• Q: You are the only returning starter from last season’s Class A state championship team at Borden. How much have you stepped up your leadership role on the squad this year?
• VICK: “I’ve stepped up quite a bit. Whenever we need a bucket, I try to be the first one to score. But really I try to teach the younger guys on what to do and how to attack people, and teach the other seniors and give them advice to be better leaders. Our other five seniors have stepped up as well and taken a lot of pressure off me.”
• Q: When you reminisce about winning last year’s state championship in the next several years, what do you think you will remember the most about that experience?
• VICK: “We wanted to win it for Grandpa [Ed] Kirchgessner, Billy Kirchgessner’s grandpa. That played a big role for us. I just wanted to carry that on to this year because he was like a grandpa to me. I’m hoping that this year we are going to get another taste of it.”
• Q: Has the experience of going through last year’s state title run helped you become a better leader for this season’s team?
• VICK: “I saw [the four seniors] in practice last year and they loved to compete. That’s what made me want to play a lot harder this year and be a lot more aggressive and be harder on my teammates. There are times when we’ll bump heads, but it’s for me to get them better. In watching the seniors last year, they put everything into it to win a state championship, and I want these guys to put everything they have and leave it out there.”
• Q: I know you mentioned in the preseason that your team is going to have a target on its back and get every opponent’s best shot this season. What has it been like having that target on your back?
• VICK: “Everybody has shot really good. The Salem [2-19] game [on Feb. 28, which Borden won 45-42], you can’t look at people’s records like that. They might have lost all those games.

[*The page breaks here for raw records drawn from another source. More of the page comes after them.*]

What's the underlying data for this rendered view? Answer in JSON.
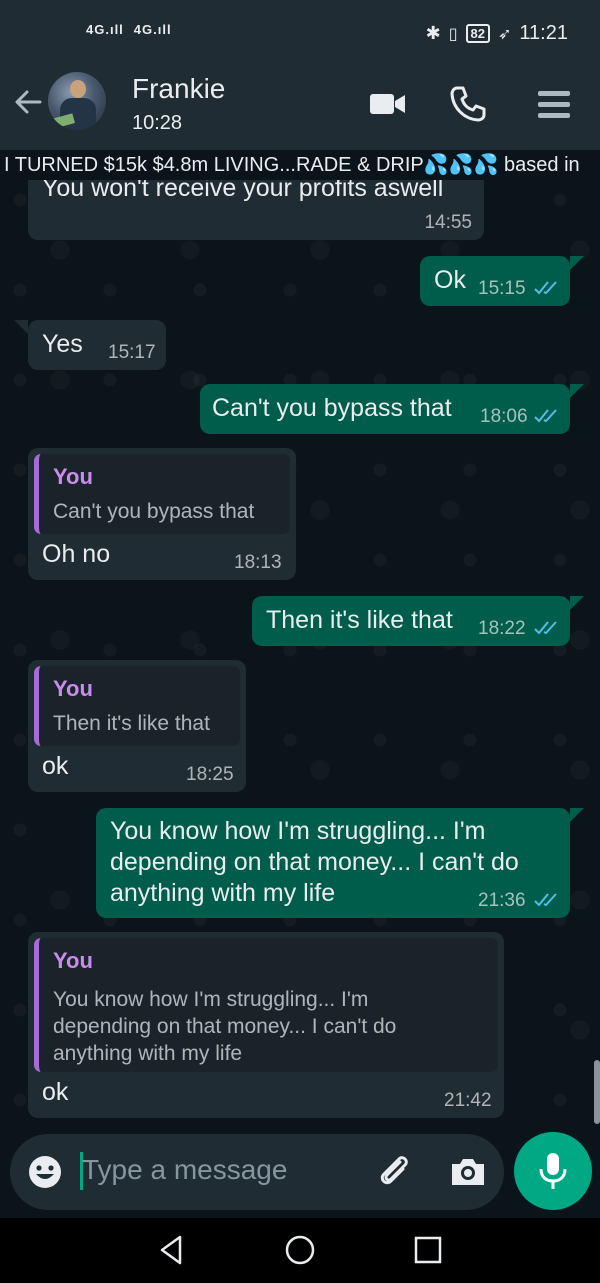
{
  "status_bar": {
    "signal_1": "4G.ıll",
    "signal_2": "4G.ıll",
    "battery": "82",
    "time": "11:21"
  },
  "header": {
    "contact_name": "Frankie",
    "subtitle": "10:28"
  },
  "marquee_text": "I TURNED $15k  $4.8m LIVING...RADE & DRIP💦💦💦 based in",
  "messages": [
    {
      "dir": "in",
      "text": "You won't receive your profits aswell",
      "time": "14:55"
    },
    {
      "dir": "out",
      "text": "Ok",
      "time": "15:15"
    },
    {
      "dir": "in",
      "text": "Yes",
      "time": "15:17"
    },
    {
      "dir": "out",
      "text": "Can't you bypass that",
      "time": "18:06"
    },
    {
      "dir": "in",
      "quote_author": "You",
      "quote_text": "Can't you bypass that",
      "text": "Oh no",
      "time": "18:13"
    },
    {
      "dir": "out",
      "text": "Then it's like that",
      "time": "18:22"
    },
    {
      "dir": "in",
      "quote_author": "You",
      "quote_text": "Then it's like that",
      "text": "ok",
      "time": "18:25"
    },
    {
      "dir": "out",
      "text": "You know how I'm struggling... I'm depending on that money... I can't do anything with my life",
      "time": "21:36"
    },
    {
      "dir": "in",
      "quote_author": "You",
      "quote_text": "You know how I'm struggling... I'm depending on that money... I can't do anything with my life",
      "text": "ok",
      "time": "21:42"
    }
  ],
  "input": {
    "placeholder": "Type a message"
  },
  "colors": {
    "accent": "#00a884",
    "outgoing_bubble": "#005c4b",
    "incoming_bubble": "#202c33",
    "quote_bar": "#a56bd6",
    "read_ticks": "#53bdeb"
  },
  "icons": [
    "back-arrow-icon",
    "video-call-icon",
    "phone-icon",
    "menu-icon",
    "emoji-icon",
    "attach-icon",
    "camera-icon",
    "mic-icon",
    "read-ticks-icon",
    "nav-back-icon",
    "nav-home-icon",
    "nav-recents-icon"
  ]
}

But they came out and competed and knocked down big shots, and we couldn’t. It’s been like that all year. There have been a few games where we’ve played really, really great, and there have been some games we’ve played really awful.”
• Q: Your family’s name is well-known in Borden. How much pride do you have in being a Vick?

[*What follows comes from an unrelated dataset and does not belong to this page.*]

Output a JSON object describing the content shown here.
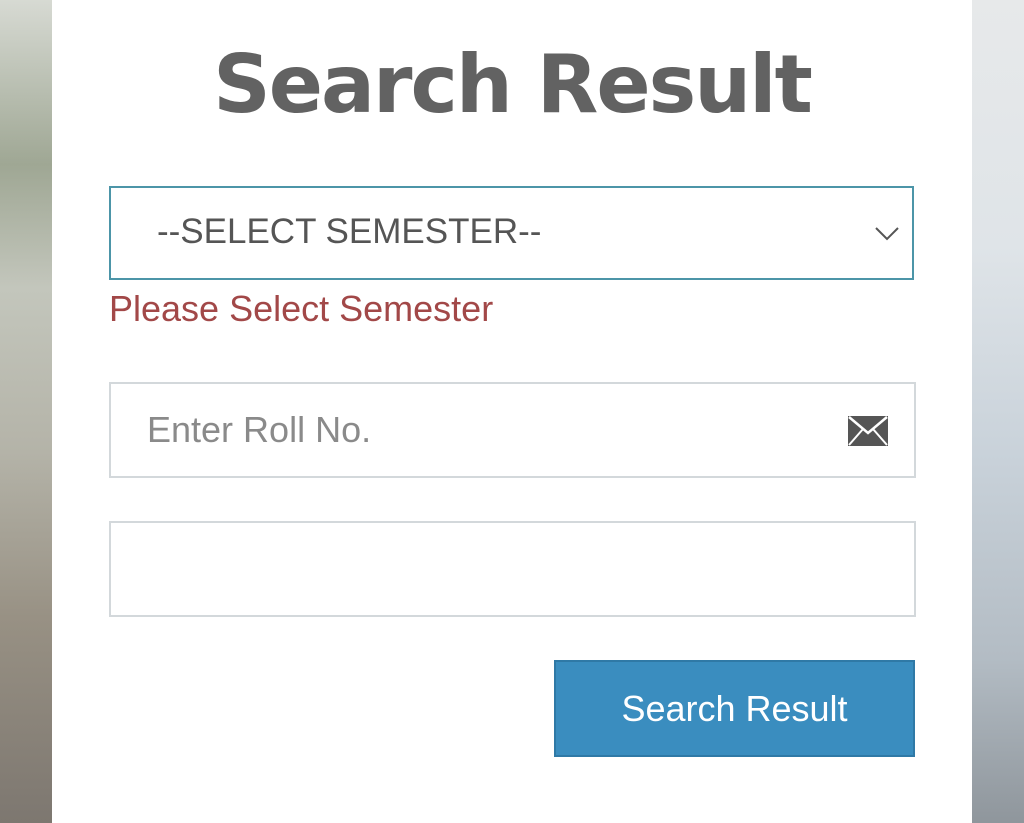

• VICK: “Coming into high school my freshman year, my brothers and sisters all set big goals and I wanted to be able to beat that. I wanted to win sectionals in baseball and win sectionals in basketball. I wanted to make sure that I won something that they’ve never won before.”

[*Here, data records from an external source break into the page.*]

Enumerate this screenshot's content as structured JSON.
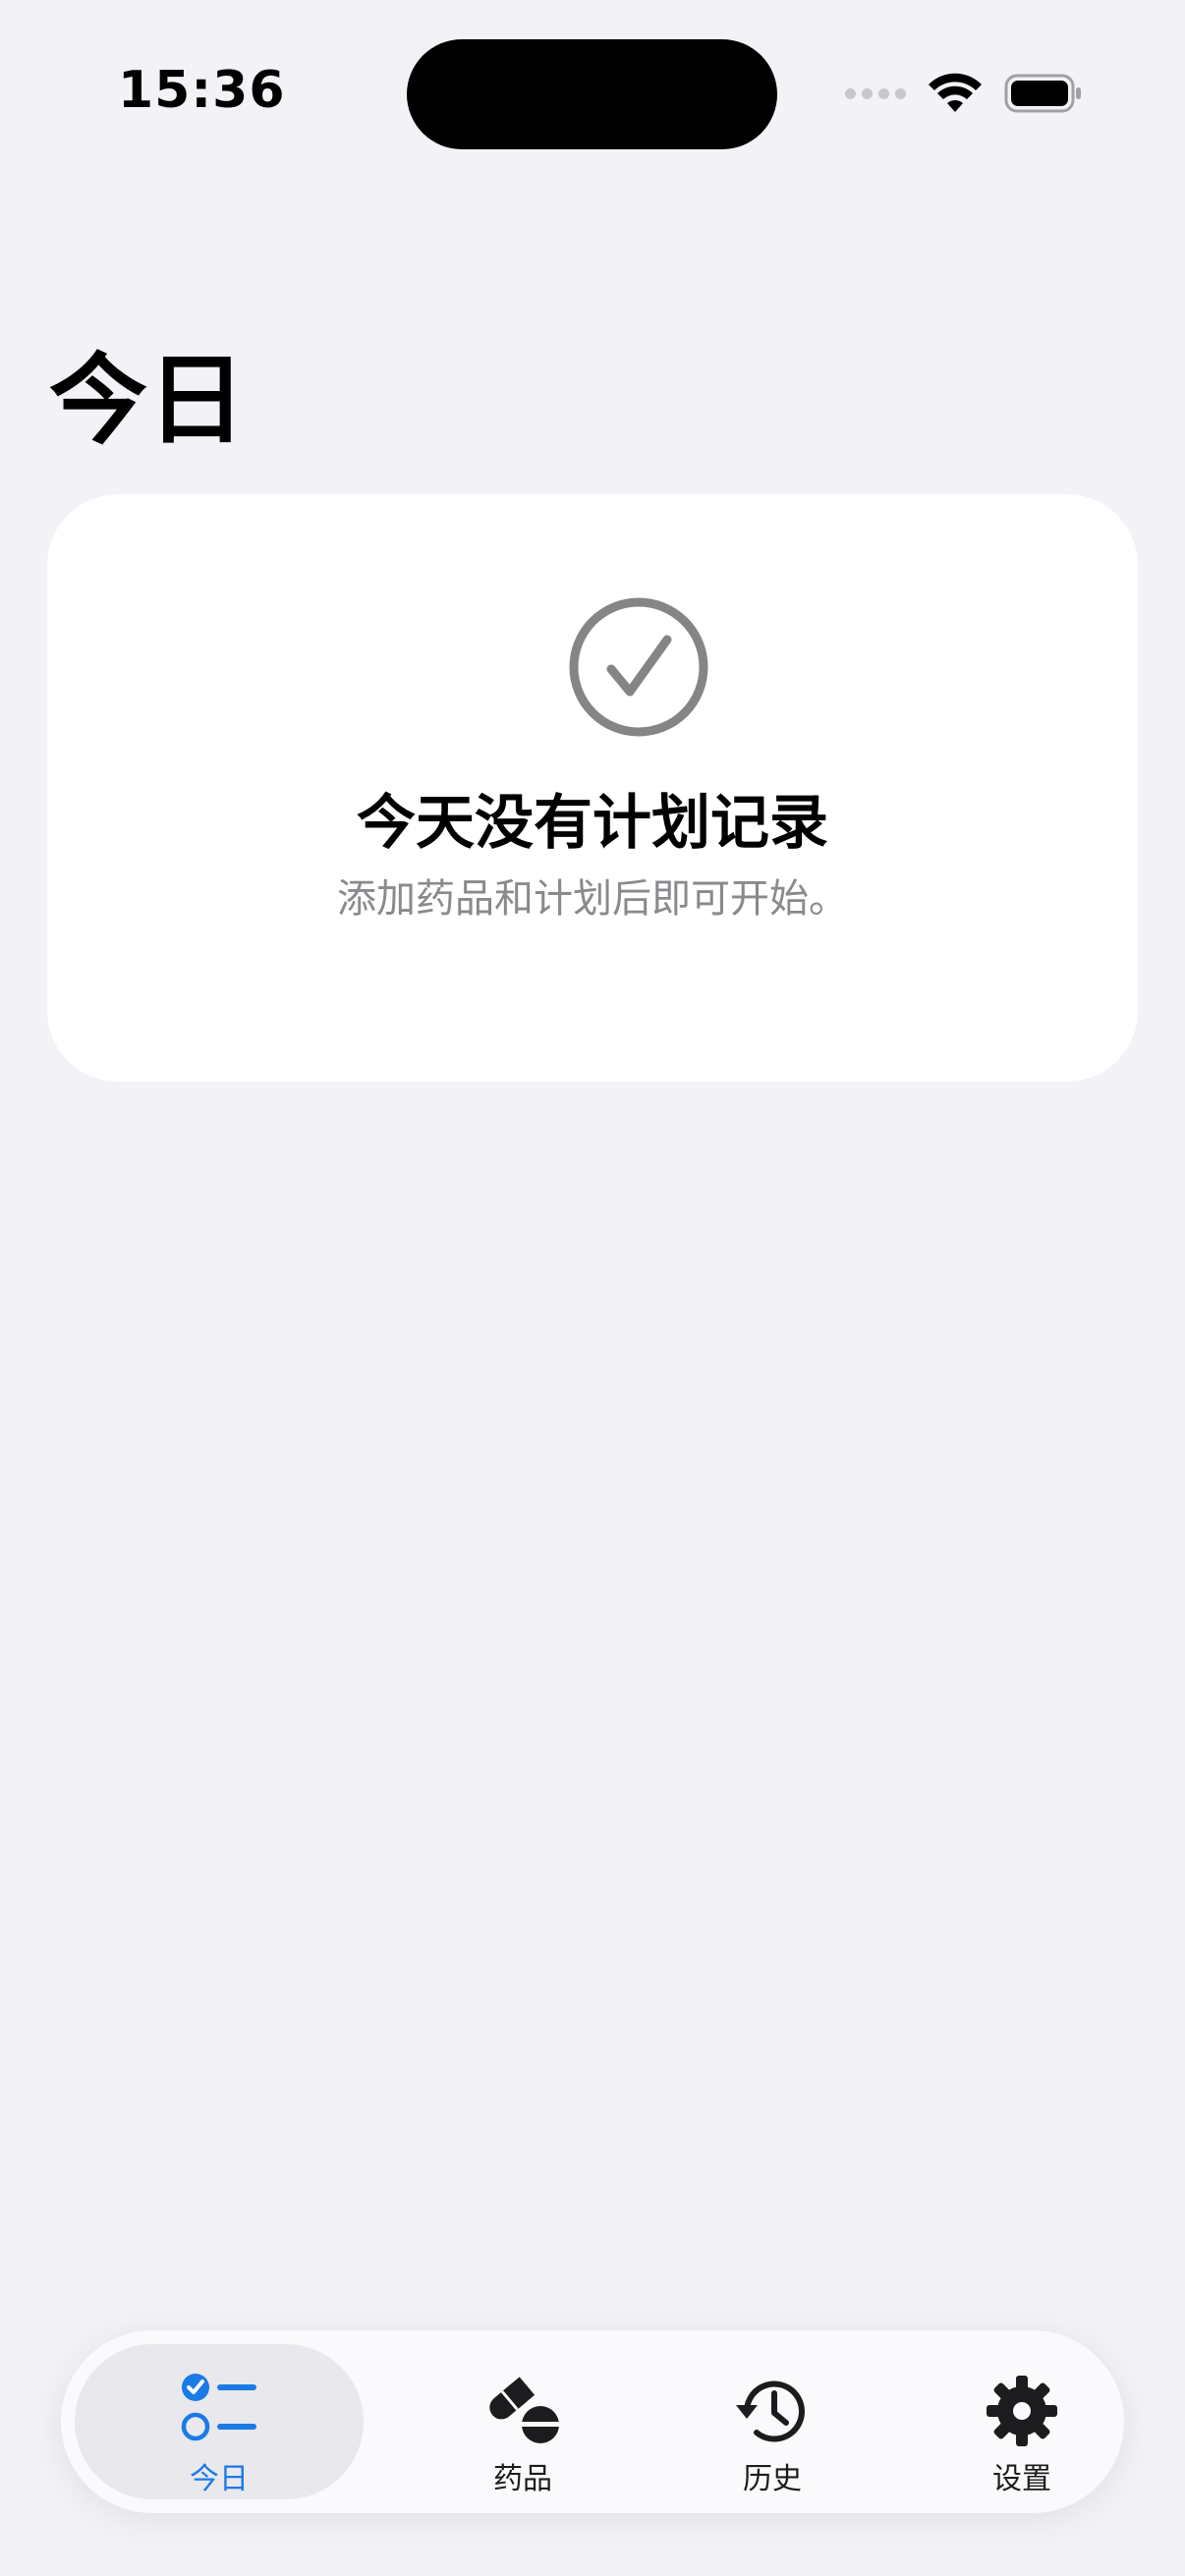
{
  "status_bar": {
    "time": "15:36"
  },
  "header": {
    "title": "今日"
  },
  "empty_state": {
    "icon": "checkmark-circle-icon",
    "title": "今天没有计划记录",
    "subtitle": "添加药品和计划后即可开始。"
  },
  "tab_bar": {
    "tabs": [
      {
        "label": "今日",
        "icon": "checklist-icon",
        "selected": true
      },
      {
        "label": "药品",
        "icon": "pills-icon",
        "selected": false
      },
      {
        "label": "历史",
        "icon": "history-clock-icon",
        "selected": false
      },
      {
        "label": "设置",
        "icon": "gear-icon",
        "selected": false
      }
    ]
  },
  "colors": {
    "background": "#F2F2F7",
    "card": "#FFFFFF",
    "accent": "#1A7AE6",
    "secondary_text": "#8A8A8E"
  }
}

• Q: Describe the competition between you and your brothers and sisters. How competitive does it get?
• VICK: “My whole life, I’ve been competing against my brothers and sisters. We always play basketball and baseball. In any sport — you name it — we want to beat each other. My brother would always push me to the limit. When we played basketball, he would move the goal down. He wouldn’t let me score a single point, and he would just love to dunk on me and make fun of me to make me better.”
• Q: What are some of the advantages and disadvantages in being the youngest in the family?
• VICK: “I probably got my way most of the time if I went to my mom and dad and one of [my siblings] were picking on me. But now that [his siblings] are older and they’ve got jobs, I love Christmas time and birthdays. They treat me really good. They always tell me that I’ve got it easy in school and home. They tell me that mom and dad don’t make me get a job during basketball season like they had to.”
• Q: Do you have a preference between baseball and basketball or do you like both?
• VICK: “I love them both the same way. I know baseball is more of a slow-down sport. It’s not very high scoring like basketball. Basketball is more up-tempo and has more people. But I enjoy them both.”
• Q: Have you made any college plans yet after you graduate from high school?
• VICK: “I’m still undecided. I haven’t made up my mind yet if I want to play basketball or baseball.”